Commonwealth Director of Public Prosecutions

Humphry GOMES - Medicare Fraud

Year: 
2017-2018
Category: 
Social Security Fraud
Location: 
Tasmania

On 7 May 2018, general practitioner Humphry Gomes was sentenced to three years’ imprisonment in the Supreme Court in Hobart, after pleading guilty to defrauding Medicare of $175,266.50.

Gomes, 54, made 2349 claims for services he did not provide, over four periods between May 2011 and July 2013. He submitted some claims while he was overseas.

At the time he offended, Gomes was the owner and principal practitioner of the Wentworth Family Medical Practice in Bellerive, Tasmania.

Colleagues raised the alarm about Gomes’ false billing with the Department of Human Services. Following its investigation, police executed a search warrant at the Wentworth Practice on 31 July 2013. Charges were laid against Gomes in May 2016.

Gomes stopped practising as a GP and moved to Victoria where he worked as a courier until a leg injury forced him to give up the job.

Charges/sentence

On 7 May 2018, Humphry Gomes was sentenced to three years’ imprisonment, to be released after 18 months upon entering into a recognizance of $5000 to be of good behavior for two years in relation to:

  • 4 counts of dishonestly obtaining a financial advantage from the Commonwealth contrary to s134.2(1) of the Criminal Code (Cth).

Gomes was ordered to repay the money he fraudulently obtained, and the court was told he had arranged to pay back $29,982 to Medicare.

Sentencing remarks

Justice Stephen Estcourt said he accepted Gomes was a “caring and compassionate doctor and deeply spiritual person, and a loving and doting father whose life fell apart when his wife left him in 2010 taking with her their only child, a daughter, aged five years”.

However he said a “substantial term of imprisonment … was the only appropriate sentence”.

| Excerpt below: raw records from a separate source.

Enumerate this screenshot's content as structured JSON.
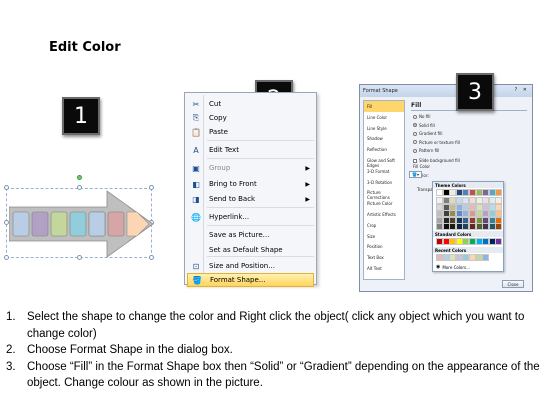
{
  "slide": {
    "title": "Edit Color"
  },
  "steps": {
    "badge_1": "1",
    "badge_2": "2",
    "badge_3": "3"
  },
  "context_menu": {
    "items": [
      {
        "label": "Cut",
        "icon": "scissors-icon",
        "glyph": "✂",
        "enabled": true
      },
      {
        "label": "Copy",
        "icon": "copy-icon",
        "glyph": "⎘",
        "enabled": true
      },
      {
        "label": "Paste",
        "icon": "clipboard-icon",
        "glyph": "📋",
        "enabled": true
      },
      {
        "label": "Edit Text",
        "icon": "edit-text-icon",
        "glyph": "A",
        "enabled": true
      },
      {
        "label": "Group",
        "icon": "group-icon",
        "glyph": "▣",
        "enabled": false,
        "submenu": true
      },
      {
        "label": "Bring to Front",
        "icon": "bring-front-icon",
        "glyph": "◧",
        "enabled": true,
        "submenu": true
      },
      {
        "label": "Send to Back",
        "icon": "send-back-icon",
        "glyph": "◨",
        "enabled": true,
        "submenu": true
      },
      {
        "label": "Hyperlink...",
        "icon": "hyperlink-icon",
        "glyph": "🌐",
        "enabled": true
      },
      {
        "label": "Save as Picture...",
        "icon": "",
        "glyph": "",
        "enabled": true
      },
      {
        "label": "Set as Default Shape",
        "icon": "",
        "glyph": "",
        "enabled": true
      },
      {
        "label": "Size and Position...",
        "icon": "size-position-icon",
        "glyph": "⊡",
        "enabled": true
      },
      {
        "label": "Format Shape...",
        "icon": "paint-bucket-icon",
        "glyph": "🪣",
        "enabled": true,
        "highlighted": true
      }
    ]
  },
  "format_dialog": {
    "title": "Format Shape",
    "window_buttons": "? ✕",
    "categories": [
      "Fill",
      "Line Color",
      "Line Style",
      "Shadow",
      "Reflection",
      "Glow and Soft Edges",
      "3-D Format",
      "3-D Rotation",
      "Picture Corrections",
      "Picture Color",
      "Artistic Effects",
      "Crop",
      "Size",
      "Position",
      "Text Box",
      "Alt Text"
    ],
    "selected_category": "Fill",
    "fill_heading": "Fill",
    "fill_options": [
      "No fill",
      "Solid fill",
      "Gradient fill",
      "Picture or texture fill",
      "Pattern fill"
    ],
    "selected_fill": "Solid fill",
    "slide_background_fill": "Slide background fill",
    "fill_color_label": "Fill Color",
    "color_label": "Color:",
    "transparency_label": "Transpar",
    "close_label": "Close"
  },
  "palette": {
    "theme_heading": "Theme Colors",
    "standard_heading": "Standard Colors",
    "recent_heading": "Recent Colors",
    "more_colors": "More Colors...",
    "theme_top": [
      "#ffffff",
      "#000000",
      "#eeece1",
      "#1f497d",
      "#4f81bd",
      "#c0504d",
      "#9bbb59",
      "#8064a2",
      "#4bacc6",
      "#f79646"
    ],
    "theme_columns": [
      [
        "#f2f2f2",
        "#d9d9d9",
        "#bfbfbf",
        "#a6a6a6",
        "#7f7f7f"
      ],
      [
        "#7f7f7f",
        "#595959",
        "#404040",
        "#262626",
        "#0d0d0d"
      ],
      [
        "#ddd9c3",
        "#c4bd97",
        "#948a54",
        "#4a452a",
        "#1e1c11"
      ],
      [
        "#c6d9f0",
        "#8db3e2",
        "#548dd4",
        "#17365d",
        "#0f243e"
      ],
      [
        "#dbe5f1",
        "#b8cce4",
        "#95b3d7",
        "#366092",
        "#244061"
      ],
      [
        "#f2dcdb",
        "#e5b9b7",
        "#d99694",
        "#953734",
        "#632423"
      ],
      [
        "#ebf1dd",
        "#d7e3bc",
        "#c3d69b",
        "#76923c",
        "#4f6128"
      ],
      [
        "#e5e0ec",
        "#ccc1d9",
        "#b2a2c7",
        "#5f497a",
        "#3f3151"
      ],
      [
        "#dbeef3",
        "#b7dde8",
        "#92cddc",
        "#31859b",
        "#205867"
      ],
      [
        "#fdeada",
        "#fbd5b5",
        "#fac08f",
        "#e36c09",
        "#974806"
      ]
    ],
    "standard": [
      "#c00000",
      "#ff0000",
      "#ffc000",
      "#ffff00",
      "#92d050",
      "#00b050",
      "#00b0f0",
      "#0070c0",
      "#002060",
      "#7030a0"
    ],
    "recent": [
      "#e6b9b8",
      "#b9cde5",
      "#d7e4bd",
      "#ccc1da",
      "#93cddd",
      "#fcd5b5",
      "#c3d69b",
      "#8eb4e3"
    ]
  },
  "shape": {
    "segment_colors": [
      "#b9cde5",
      "#b2a1c7",
      "#c3d69b",
      "#92cddc",
      "#d6a6a6",
      "#fcd5b5"
    ],
    "body_color": "#bfbfbf"
  },
  "instructions": [
    {
      "num": "1.",
      "text": "Select the shape to change the color and Right click the object( click any object which you want to change color)"
    },
    {
      "num": "2.",
      "text": "Choose Format Shape in the dialog box."
    },
    {
      "num": "3.",
      "text": "Choose “Fill” in the Format Shape box then “Solid” or “Gradient” depending on the appearance of the object. Change colour as shown in the picture."
    }
  ]
}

“The Medicare system relies upon the honesty and integrity of medical practitioners who are entrusted with privileged access to the Medicare claims system, based on the premise that they can be trusted to submit genuine claims only. General deterrence is therefore a prominent sentencing consideration.”